“Sure, offer something to drink, like coffee or ice water. However, don’t spend a great deal of time beforehand creating fancy appetizers or elaborate dessert creations.  The social worker is there to do a job.” – FamilyEducation.com

Humor me

Humor has a great place to break the ice and relieve the tension of a nerve-wracking situation, just make sure it’s appropriate and not overdone.  Excessive attempts at cracking jokes and uncontrolled nervous laughter might red-flag an attempt to cover up an uncomfortable topic.

“Rely on your sense of humor, you will need this throughout the adoption process.  A smile, a firm handshake, a joke, a generally warm and friendly demeanor among yourselves and with the social worker, will go a long way.” – Friends in Adoption

Who’s who

Social workers will want to meet the main players in a child’s potential home.  This includes the parents, adult children or a live-in nanny or other help.  Discourage curious, however well-meaning, friends, neighbors and relatives from dropping by to put in the good word for you.  The social worker wants to get the chance to really dig into your background and motivation for adopting.  Outsiders would detract from their ability to get to know you one-on-one.  There is plenty of opportunity for loved ones to rave about you through a written personal recommendation. Although the social worker might want to meet and talk with young children already living in the home, it might be wise to arrange care for them once you get down to the nitty-gritty of your interview as they could be a distraction and might discourage absolute honesty.

“Sensitive issues can come up, so make certain you schedule those interviews on dates when other children or household members, that you don’t want to discuss these things in front of, are out of the home.  I’ve had an unsuccessful interview when a parent was trying to keep little ears from hearing about a past abuse situation, former marriage, arrest, etc. was being discussed.” – Shannon Hoy

Above all, honesty

Don’t hide negative aspects of your personal history.  As long as they are truly in the past, a heartfelt tale of overcoming adversity can demonstrate tenacity, strength and determination – all good qualities in parents (adoptive or not).  In addition, experienced social workers are good at sussing out the truth.  If they catch you in a lie, it would be far worse for your reputation than owning up to past problems.
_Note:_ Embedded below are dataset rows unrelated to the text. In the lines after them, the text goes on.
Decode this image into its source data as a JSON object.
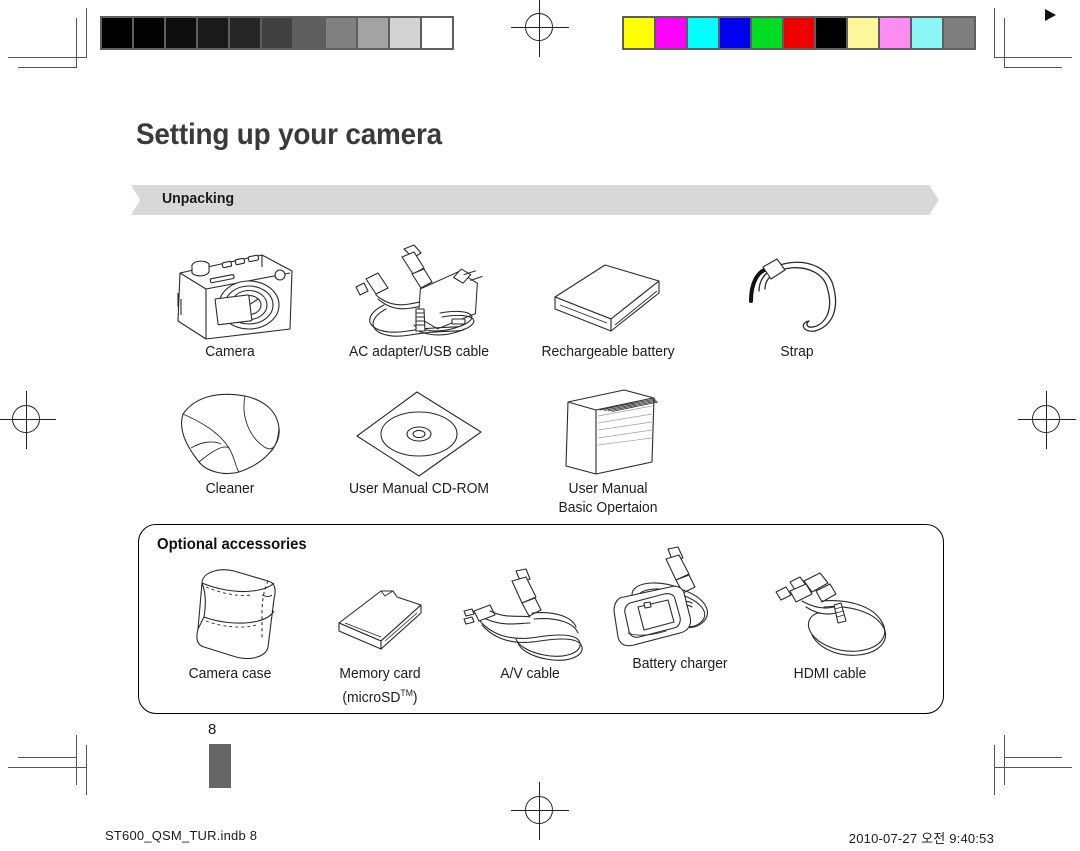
{
  "document": {
    "page_title": "Setting up your camera",
    "page_number": "8",
    "footer_left": "ST600_QSM_TUR.indb   8",
    "footer_right": "2010-07-27   오전 9:40:53"
  },
  "section": {
    "banner_label": "Unpacking",
    "banner_color": "#d8d8d8",
    "arrow_icon": "triangle-right-icon"
  },
  "unpacking": {
    "row1": [
      {
        "icon": "camera-icon",
        "label": "Camera"
      },
      {
        "icon": "ac-adapter-usb-cable-icon",
        "label": "AC adapter/USB cable"
      },
      {
        "icon": "battery-icon",
        "label": "Rechargeable battery"
      },
      {
        "icon": "strap-icon",
        "label": "Strap"
      }
    ],
    "row2": [
      {
        "icon": "cleaner-cloth-icon",
        "label": "Cleaner"
      },
      {
        "icon": "cd-rom-icon",
        "label": "User Manual CD-ROM"
      },
      {
        "icon": "user-manual-icon",
        "label": "User Manual",
        "label2": "Basic Opertaion"
      }
    ]
  },
  "optional": {
    "title": "Optional accessories",
    "items": [
      {
        "icon": "camera-case-icon",
        "label": "Camera case"
      },
      {
        "icon": "memory-card-icon",
        "label": "Memory card",
        "label2_pre": "(microSD",
        "label2_sup": "TM",
        "label2_post": ")"
      },
      {
        "icon": "av-cable-icon",
        "label": "A/V cable"
      },
      {
        "icon": "battery-charger-icon",
        "label": "Battery charger"
      },
      {
        "icon": "hdmi-cable-icon",
        "label": "HDMI cable"
      }
    ]
  },
  "calibration": {
    "grayscale": [
      "#000000",
      "#020202",
      "#0d0d0d",
      "#1a1a1a",
      "#262626",
      "#414141",
      "#5e5e5e",
      "#808080",
      "#a3a3a3",
      "#d2d2d2",
      "#ffffff"
    ],
    "colors": [
      "#ffff00",
      "#ff00ff",
      "#00ffff",
      "#0000ee",
      "#00dd22",
      "#ee0000",
      "#000000",
      "#fdf79a",
      "#ff8cf0",
      "#8cf6f6",
      "#7f7f7f"
    ]
  }
}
“Many times, a family can prepare by being very open about the things that will be discussed.  A problem that sometimes arises is that sometimes,someone does not want to disclose a prior criminal record or a past marriage, or any number of things, but it is important to do so because these things are found out, and you never want to build mistrust by not divulging that information to your worker before she finds out from another source.   Honesty is key.” – Shannon Hoy

“Be completely forthright about all aspects of your life, and don’t mislead the home study worker by avoiding or limiting what you share about any part of your life.” – Friends in Adoption

“Report even minor incidences.  The documents collected in the home study process will expose an inconsistency in what you have presented about your family.  This may harm your chances of obtaining an approved home study, approval of a court, or in the case of international adoption, USCIS approval.  Answer all questions honestly and be forthright about matters that can be checked or that continue to cause problems.” – Adoption Related Services, Inc.

Sources:

Adoption Related Services, Inc. – http://www.adoption-related-services.org/faq.php

Friends in Adoption – http://www.friendsinadoption.org/adoption-resources/for-potential-adoptive-parents/adoption-home-study/

Shannon Hoy, Georgia Center for Adoption & Foster Care – http://www.gaadoptionresources.org/resources/archived-chats/161-tips-for-getting-through-a-homestudy-from-a-social-workers-perspective

FamilyEducation.com – http://life.familyeducation.com/adoption/parenting/34398.html

Adoption & Child Welfare LawSite – http://www.adoptionchildwelfarelaw.org

SheKnows.com – http://www.sheknows.com/parenting/articles/812206/the-adoption-home-study